_What this task involves_:
In the listing below, locate the lines bearing the word "title". Copy every one of them.

_Exercise inputs_:
——

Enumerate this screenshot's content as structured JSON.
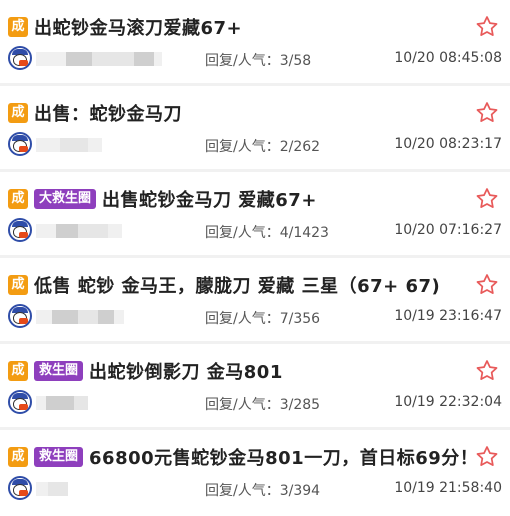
{
  "posts": [
    {
      "tag_label": "成",
      "extra_tag": "",
      "title": "出蛇钞金马滚刀爱藏67+",
      "stats": "回复/人气：3/58",
      "time": "10/20 08:45:08"
    },
    {
      "tag_label": "成",
      "extra_tag": "",
      "title": "出售：蛇钞金马刀",
      "stats": "回复/人气：2/262",
      "time": "10/20 08:23:17"
    },
    {
      "tag_label": "成",
      "extra_tag": "大救生圈",
      "title": "出售蛇钞金马刀 爱藏67+",
      "stats": "回复/人气：4/1423",
      "time": "10/20 07:16:27"
    },
    {
      "tag_label": "成",
      "extra_tag": "",
      "title": "低售 蛇钞 金马王，朦胧刀 爱藏 三星（67+ 67)",
      "stats": "回复/人气：7/356",
      "time": "10/19 23:16:47"
    },
    {
      "tag_label": "成",
      "extra_tag": "救生圈",
      "title": "出蛇钞倒影刀 金马801",
      "stats": "回复/人气：3/285",
      "time": "10/19 22:32:04"
    },
    {
      "tag_label": "成",
      "extra_tag": "救生圈",
      "title": "66800元售蛇钞金马801一刀，首日标69分！",
      "stats": "回复/人气：3/394",
      "time": "10/19 21:58:40"
    }
  ],
  "icons": {
    "favorite": "star-outline-icon",
    "avatar": "user-avatar"
  },
  "colors": {
    "tag_orange": "#f39c12",
    "tag_purple": "#8e3fbd",
    "star_red": "#e85a5a",
    "divider": "#f1f1f1"
  }
}
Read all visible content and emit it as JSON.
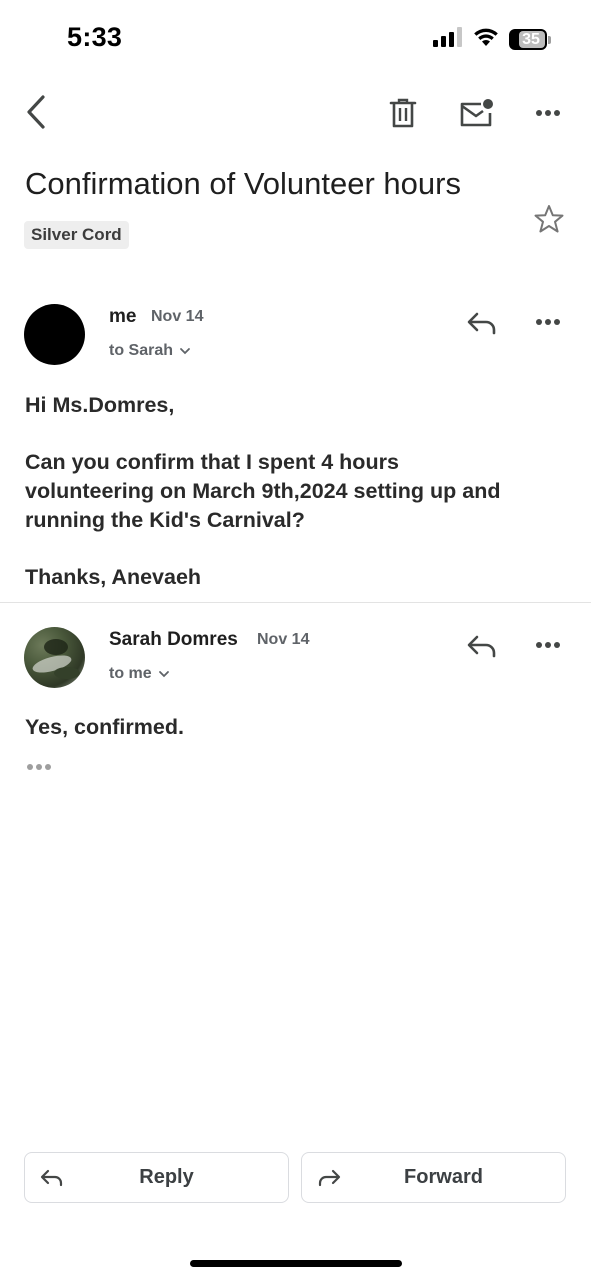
{
  "status_bar": {
    "time": "5:33",
    "battery": "35",
    "icons": [
      "signal-icon",
      "wifi-icon",
      "battery-icon"
    ]
  },
  "toolbar": {
    "icons": [
      "back-icon",
      "trash-icon",
      "mark-unread-icon",
      "more-icon"
    ]
  },
  "email": {
    "subject": "Confirmation of Volunteer hours",
    "label": "Silver Cord"
  },
  "messages": [
    {
      "sender": "me",
      "date": "Nov 14",
      "to": "to Sarah",
      "body": {
        "greeting": "Hi Ms.Domres,",
        "line1": "Can you confirm that I spent 4 hours",
        "line2": "volunteering on March 9th,2024 setting up and",
        "line3": "running the Kid's Carnival?",
        "signoff": "Thanks, Anevaeh"
      }
    },
    {
      "sender": "Sarah Domres",
      "date": "Nov 14",
      "to": "to me",
      "body": {
        "text": "Yes, confirmed."
      }
    }
  ],
  "actions": {
    "reply": "Reply",
    "forward": "Forward"
  },
  "colors": {
    "text": "#1f1f1f",
    "secondary": "#5f6368",
    "icon": "#444746",
    "border": "#dadce0"
  }
}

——

_Solution_:
      "title": "出蛇钞金马滚刀爱藏67+",
      "title": "出售：蛇钞金马刀",
      "title": "出售蛇钞金马刀 爱藏67+",
      "title": "低售 蛇钞 金马王，朦胧刀 爱藏 三星（67+ 67)",
      "title": "出蛇钞倒影刀 金马801",
      "title": "66800元售蛇钞金马801一刀，首日标69分！",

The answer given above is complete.